-There were approximately 105 acres of hydric pine flatwoods in the study limits.
-There were approximately 97 acres of wetland scrub in the study limits.
-A total of 84.84 acres of wet prairie were delineated within the SR 710 delineation corridor.
-Mosaics of wet prairie containing either sparse cypress or small stands of cypress often neighbored the areas delineated as cypress forests: 42.77 acres
-Roadside or railroad fringe areas that also contained slash pine were classified as wetland scrub with pine: approximately 33 acres of this habitat type.
-The total acreage of cypress within the study limits was 26.27 acres

All of these habitat provide food and shelter for wildlife species, many of which are currently listed as Threaten, Endangered or Species of Special Concern.

Encroachment into this habitat for road construction will also result in an increase of roadkill incidents for many species.

The PBCEC is currently in the process of collecting independent data on this matter, as we worry that any data collected through the permitting process will be insufficient, as we have found time and time again. And the recent "streamlining" of public policy and environmental permitting will certainly not help--the appropriate state agencies were already underfunded to adequately protect listed species prior to these cuts.

Moving forward with any alternative options besides "No Build" could likely subject the state to lawsuits for violating its own laws on habitat protection.


This loss of habitat results in negative impacts to recreational use, as much of the above listed acreage occurs on public land used for hunting, fishing, hiking, bird-watching, and other activities. A loss of wildlife and habitat impacts the recreation opportunities that these lands exist to provide to the public.

This information is further verified in your Habitat maps:


On top of the impacts losted above, there are another 5 "segments" to this road, which are being permitted in sections to avoid a unified review of permits and associated impacts, as illustrated here

Other parts of this project in various segments to the north and the south have already been contested for a variety of reasons including: historical significance; imminent domain takings of private property; and "environmental justice" issues (as defined in the Environmental Justice Act, regulated federally under NEPA), such as negative impacts to historically-marginalized Black communities in Riviera Beach.


According to FDOT doc:

"The revised study area includes The Port of Palm Beach to the City of Okeechobee in District 1. In addition, the expanded study adds considerations for... , the inland port, analysis of the global economy, economic competitiveness on a global, national and regional level including: Trade between North America, Europe, India, China."

This document is talking specifically about increasing cheap exports from environmentally-exploited countries (with less labor, health, and environmental regulations) coming through the Panama Canal into the Port of Palm Beach.
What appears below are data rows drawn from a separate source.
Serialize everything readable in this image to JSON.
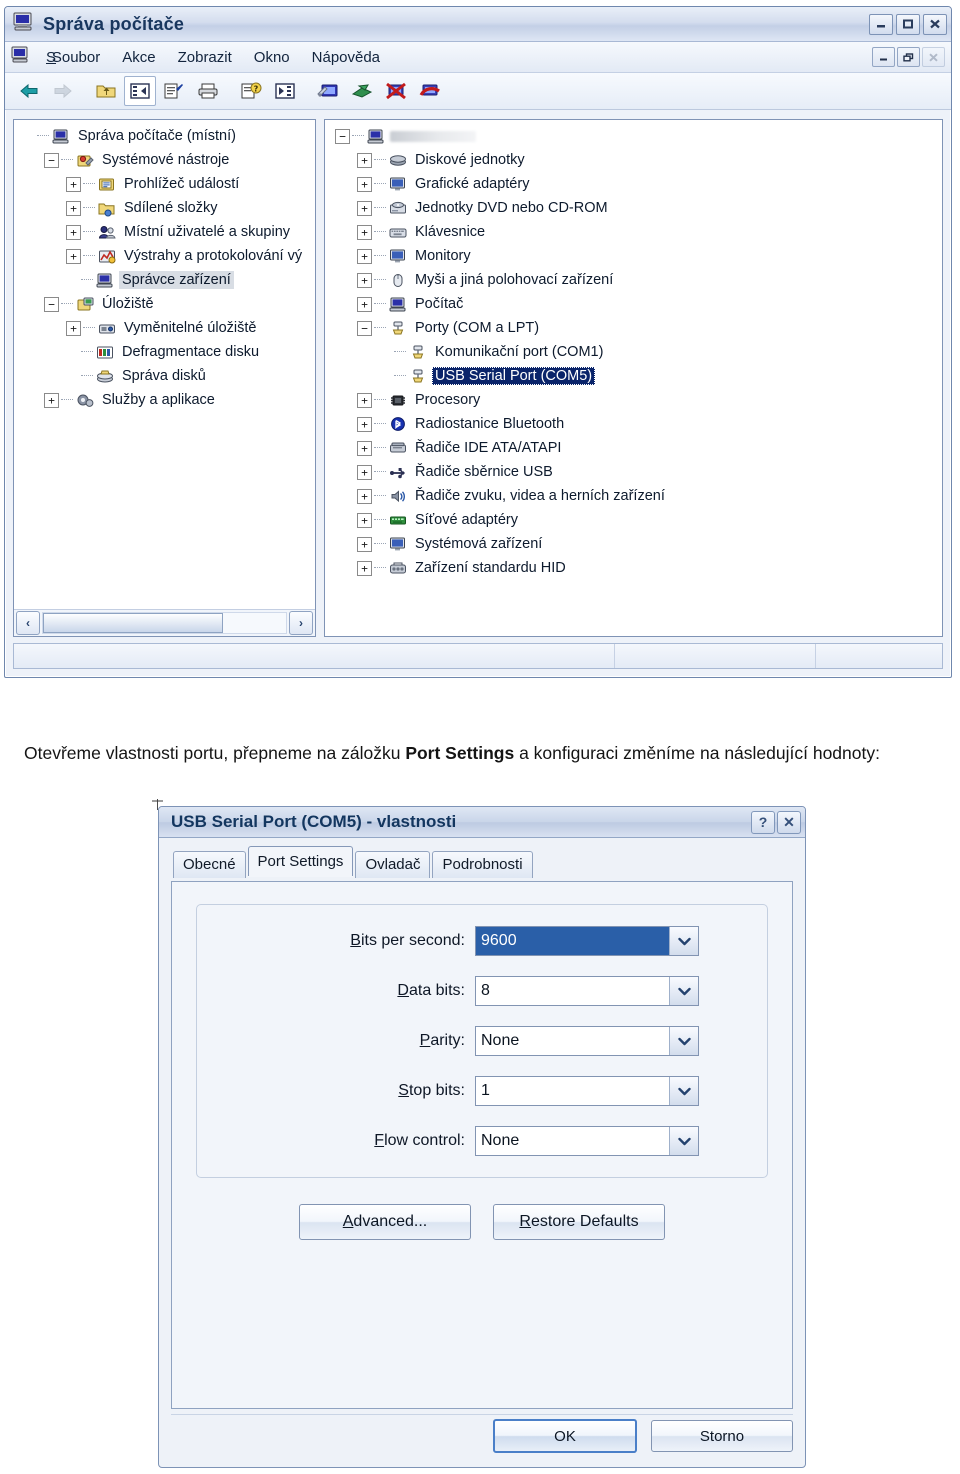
{
  "mmc_window": {
    "title": "Správa počítače",
    "title_icon": "computer-icon",
    "window_buttons": {
      "minimize": "–",
      "maximize": "□",
      "close": "✕"
    },
    "mdi_buttons": {
      "minimize": "–",
      "restore": "❐",
      "close": "✕"
    },
    "menu": [
      {
        "label": "Soubor",
        "accel": "S"
      },
      {
        "label": "Akce",
        "accel": "A"
      },
      {
        "label": "Zobrazit",
        "accel": "Z"
      },
      {
        "label": "Okno",
        "accel": "n"
      },
      {
        "label": "Nápověda",
        "accel": "v"
      }
    ],
    "toolbar": [
      {
        "name": "back-icon",
        "label": "Zpět"
      },
      {
        "name": "forward-icon",
        "label": "Vpřed"
      },
      {
        "name": "up-one-level-icon",
        "label": "O úroveň výš"
      },
      {
        "name": "show-hide-tree-icon",
        "label": "Zobrazit/skrýt strom"
      },
      {
        "name": "properties-icon",
        "label": "Vlastnosti"
      },
      {
        "name": "print-icon",
        "label": "Tisk"
      },
      {
        "name": "help-icon",
        "label": "Nápověda"
      },
      {
        "name": "details-view-icon",
        "label": "Zobrazit podrobnosti"
      },
      {
        "name": "scan-hardware-icon",
        "label": "Vyhledat změny hardwaru"
      },
      {
        "name": "update-driver-icon",
        "label": "Aktualizovat ovladač"
      },
      {
        "name": "disable-device-icon",
        "label": "Zakázat zařízení"
      },
      {
        "name": "uninstall-device-icon",
        "label": "Odinstalovat zařízení"
      }
    ],
    "tree": [
      {
        "label": "Správa počítače (místní)",
        "depth": 0,
        "expander": "none",
        "icon": "computer-icon",
        "state": "normal"
      },
      {
        "label": "Systémové nástroje",
        "depth": 1,
        "expander": "minus",
        "icon": "system-tools-icon",
        "state": "normal"
      },
      {
        "label": "Prohlížeč událostí",
        "depth": 2,
        "expander": "plus",
        "icon": "event-viewer-icon",
        "state": "normal"
      },
      {
        "label": "Sdílené složky",
        "depth": 2,
        "expander": "plus",
        "icon": "shared-folders-icon",
        "state": "normal"
      },
      {
        "label": "Místní uživatelé a skupiny",
        "depth": 2,
        "expander": "plus",
        "icon": "users-groups-icon",
        "state": "normal"
      },
      {
        "label": "Výstrahy a protokolování vý",
        "depth": 2,
        "expander": "plus",
        "icon": "perf-logs-icon",
        "state": "normal"
      },
      {
        "label": "Správce zařízení",
        "depth": 2,
        "expander": "none",
        "icon": "device-manager-icon",
        "state": "selected-inactive"
      },
      {
        "label": "Úložiště",
        "depth": 1,
        "expander": "minus",
        "icon": "storage-icon",
        "state": "normal"
      },
      {
        "label": "Vyměnitelné úložiště",
        "depth": 2,
        "expander": "plus",
        "icon": "removable-storage-icon",
        "state": "normal"
      },
      {
        "label": "Defragmentace disku",
        "depth": 2,
        "expander": "none",
        "icon": "defrag-icon",
        "state": "normal"
      },
      {
        "label": "Správa disků",
        "depth": 2,
        "expander": "none",
        "icon": "disk-management-icon",
        "state": "normal"
      },
      {
        "label": "Služby a aplikace",
        "depth": 1,
        "expander": "plus",
        "icon": "services-apps-icon",
        "state": "normal"
      }
    ],
    "device_list": [
      {
        "label": "",
        "depth": 0,
        "expander": "minus",
        "icon": "computer-icon",
        "state": "redacted"
      },
      {
        "label": "Diskové jednotky",
        "depth": 1,
        "expander": "plus",
        "icon": "disk-drives-icon",
        "state": "normal"
      },
      {
        "label": "Grafické adaptéry",
        "depth": 1,
        "expander": "plus",
        "icon": "display-adapters-icon",
        "state": "normal"
      },
      {
        "label": "Jednotky DVD nebo CD-ROM",
        "depth": 1,
        "expander": "plus",
        "icon": "dvd-cdrom-icon",
        "state": "normal"
      },
      {
        "label": "Klávesnice",
        "depth": 1,
        "expander": "plus",
        "icon": "keyboard-icon",
        "state": "normal"
      },
      {
        "label": "Monitory",
        "depth": 1,
        "expander": "plus",
        "icon": "monitor-icon",
        "state": "normal"
      },
      {
        "label": "Myši a jiná polohovací zařízení",
        "depth": 1,
        "expander": "plus",
        "icon": "mouse-icon",
        "state": "normal"
      },
      {
        "label": "Počítač",
        "depth": 1,
        "expander": "plus",
        "icon": "computer-icon",
        "state": "normal"
      },
      {
        "label": "Porty (COM a LPT)",
        "depth": 1,
        "expander": "minus",
        "icon": "port-icon",
        "state": "normal"
      },
      {
        "label": "Komunikační port (COM1)",
        "depth": 2,
        "expander": "none",
        "icon": "port-icon",
        "state": "normal"
      },
      {
        "label": "USB Serial Port (COM5)",
        "depth": 2,
        "expander": "none",
        "icon": "port-icon",
        "state": "selected-active"
      },
      {
        "label": "Procesory",
        "depth": 1,
        "expander": "plus",
        "icon": "processor-icon",
        "state": "normal"
      },
      {
        "label": "Radiostanice Bluetooth",
        "depth": 1,
        "expander": "plus",
        "icon": "bluetooth-icon",
        "state": "normal"
      },
      {
        "label": "Řadiče IDE ATA/ATAPI",
        "depth": 1,
        "expander": "plus",
        "icon": "ide-controller-icon",
        "state": "normal"
      },
      {
        "label": "Řadiče sběrnice USB",
        "depth": 1,
        "expander": "plus",
        "icon": "usb-controller-icon",
        "state": "normal"
      },
      {
        "label": "Řadiče zvuku, videa a herních zařízení",
        "depth": 1,
        "expander": "plus",
        "icon": "sound-video-icon",
        "state": "normal"
      },
      {
        "label": "Síťové adaptéry",
        "depth": 1,
        "expander": "plus",
        "icon": "network-adapter-icon",
        "state": "normal"
      },
      {
        "label": "Systémová zařízení",
        "depth": 1,
        "expander": "plus",
        "icon": "system-devices-icon",
        "state": "normal"
      },
      {
        "label": "Zařízení standardu HID",
        "depth": 1,
        "expander": "plus",
        "icon": "hid-device-icon",
        "state": "normal"
      }
    ],
    "status_bar": [
      "",
      "",
      ""
    ]
  },
  "caption": {
    "part1": "Otevřeme vlastnosti portu, přepneme na záložku ",
    "bold": "Port Settings",
    "part2": " a konfiguraci změníme na následující hodnoty:"
  },
  "dialog": {
    "title": "USB Serial Port (COM5)  - vlastnosti",
    "help_button": "?",
    "close_button": "✕",
    "tabs": [
      {
        "label": "Obecné",
        "active": false
      },
      {
        "label": "Port Settings",
        "active": true
      },
      {
        "label": "Ovladač",
        "active": false
      },
      {
        "label": "Podrobnosti",
        "active": false
      }
    ],
    "fields": [
      {
        "label": "Bits per second:",
        "accel": "B",
        "value": "9600",
        "selected": true
      },
      {
        "label": "Data bits:",
        "accel": "D",
        "value": "8",
        "selected": false
      },
      {
        "label": "Parity:",
        "accel": "P",
        "value": "None",
        "selected": false
      },
      {
        "label": "Stop bits:",
        "accel": "S",
        "value": "1",
        "selected": false
      },
      {
        "label": "Flow control:",
        "accel": "F",
        "value": "None",
        "selected": false
      }
    ],
    "action_buttons": [
      {
        "label": "Advanced...",
        "accel": "A",
        "default": false
      },
      {
        "label": "Restore Defaults",
        "accel": "R",
        "default": false
      }
    ],
    "footer_buttons": [
      {
        "label": "OK",
        "default": true
      },
      {
        "label": "Storno",
        "default": false
      }
    ]
  },
  "colors": {
    "selection_blue": "#0a246a",
    "combo_selection": "#2a5fa8",
    "title_text": "#13365f",
    "window_border": "#7d93b6",
    "default_button_border": "#4a7fc8"
  }
}
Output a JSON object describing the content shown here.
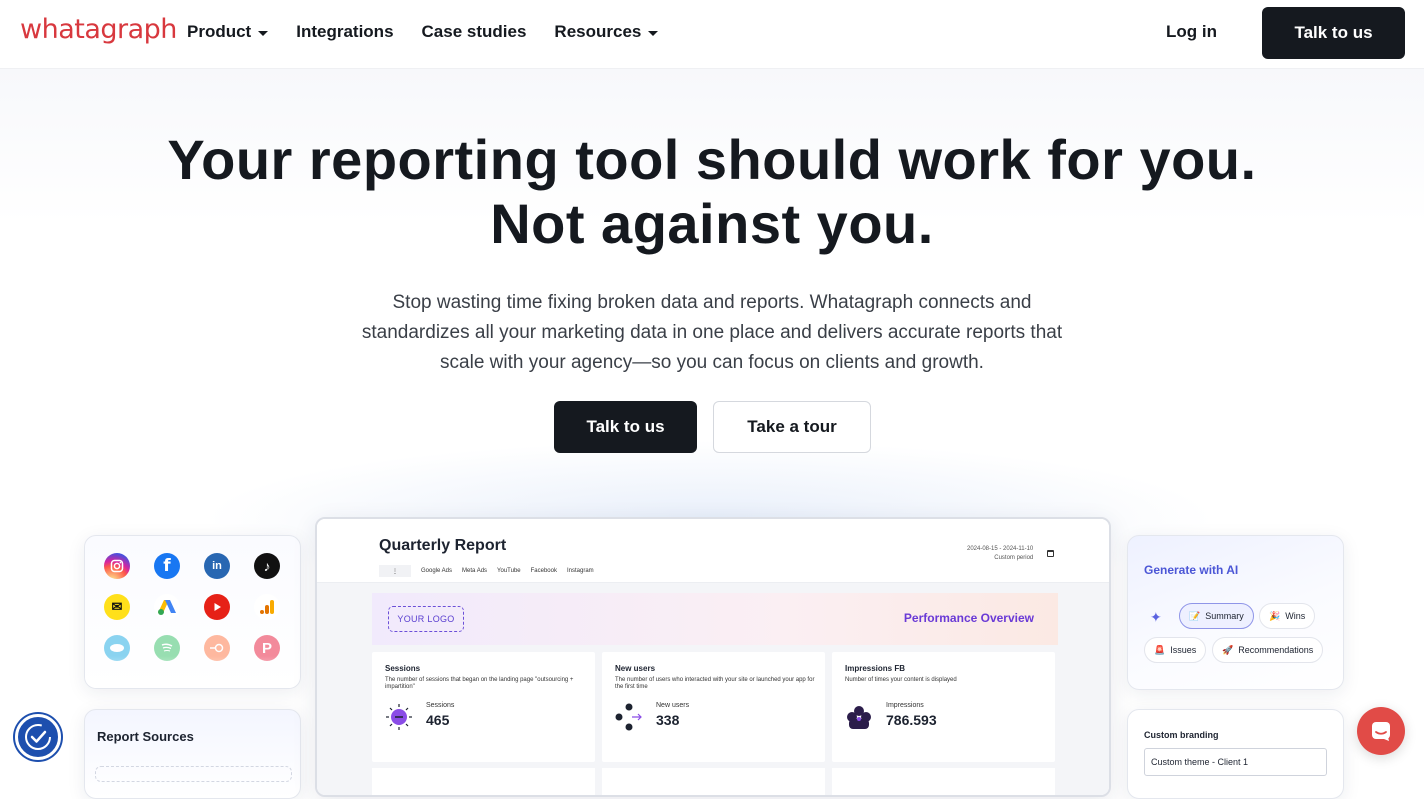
{
  "nav": {
    "logo": "whatagraph",
    "links": [
      {
        "label": "Product",
        "dropdown": true
      },
      {
        "label": "Integrations",
        "dropdown": false
      },
      {
        "label": "Case studies",
        "dropdown": false
      },
      {
        "label": "Resources",
        "dropdown": true
      }
    ],
    "login": "Log in",
    "cta": "Talk to us"
  },
  "hero": {
    "headline_line1": "Your reporting tool should work for you.",
    "headline_line2": "Not against you.",
    "subtext": "Stop wasting time fixing broken data and reports. Whatagraph connects and standardizes all your marketing data in one place and delivers accurate reports that scale with your agency—so you can focus on clients and growth.",
    "primary_button": "Talk to us",
    "secondary_button": "Take a tour"
  },
  "integrations_card": {
    "icons": [
      "instagram-icon",
      "facebook-icon",
      "linkedin-icon",
      "tiktok-icon",
      "mailchimp-icon",
      "google-ads-icon",
      "youtube-icon",
      "google-analytics-icon",
      "salesforce-icon",
      "spotify-icon",
      "semrush-icon",
      "pinterest-icon"
    ]
  },
  "report_sources": {
    "title": "Report Sources"
  },
  "report": {
    "title": "Quarterly Report",
    "date_range": "2024-08-15 - 2024-11-10",
    "period_label": "Custom period",
    "tabs": [
      "⋮",
      "Google Ads",
      "Meta Ads",
      "YouTube",
      "Facebook",
      "Instagram"
    ],
    "logo_placeholder": "YOUR LOGO",
    "banner_title": "Performance Overview",
    "metrics": [
      {
        "name": "Sessions",
        "desc": "The number of sessions that began on the landing page \"outsourcing + impartition\"",
        "label": "Sessions",
        "value": "465"
      },
      {
        "name": "New users",
        "desc": "The number of users who interacted with your site or launched your app for the first time",
        "label": "New users",
        "value": "338"
      },
      {
        "name": "Impressions FB",
        "desc": "Number of times your content is displayed",
        "label": "Impressions",
        "value": "786.593"
      }
    ]
  },
  "ai_card": {
    "title": "Generate with AI",
    "chips": [
      {
        "emoji": "📝",
        "label": "Summary",
        "selected": true
      },
      {
        "emoji": "🎉",
        "label": "Wins",
        "selected": false
      },
      {
        "emoji": "🚨",
        "label": "Issues",
        "selected": false
      },
      {
        "emoji": "🚀",
        "label": "Recommendations",
        "selected": false
      }
    ]
  },
  "branding_card": {
    "title": "Custom branding",
    "input_value": "Custom theme - Client 1"
  },
  "colors": {
    "brand_red": "#d8383e",
    "dark": "#15191f",
    "accent_purple": "#6a3ad6",
    "ai_blue": "#4b56d6",
    "accessibility_blue": "#1d4fae",
    "chat_red": "#e14b47"
  }
}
This is an ethical issue of great concern which negatively impacts people around the world, including our own country.

For the reasons stated, as well as others to be presented later in the process, we will fight this road.
We will be joining with other residents, organizations and attorneys who share our concerns, and have their own. We will not stop until the plan is cancelled.

Panagioti Tsolkas
PBCEC, Co-Chair
(561) 249-2071

Sent on 9/20/2012 to:
SR 710 PD&E Study
Attention: Patrick R. Glass, P.E.
Florida Department of Transportation
3400 West Commercial Boulevard
Fort Lauderdale, FL 33309-3421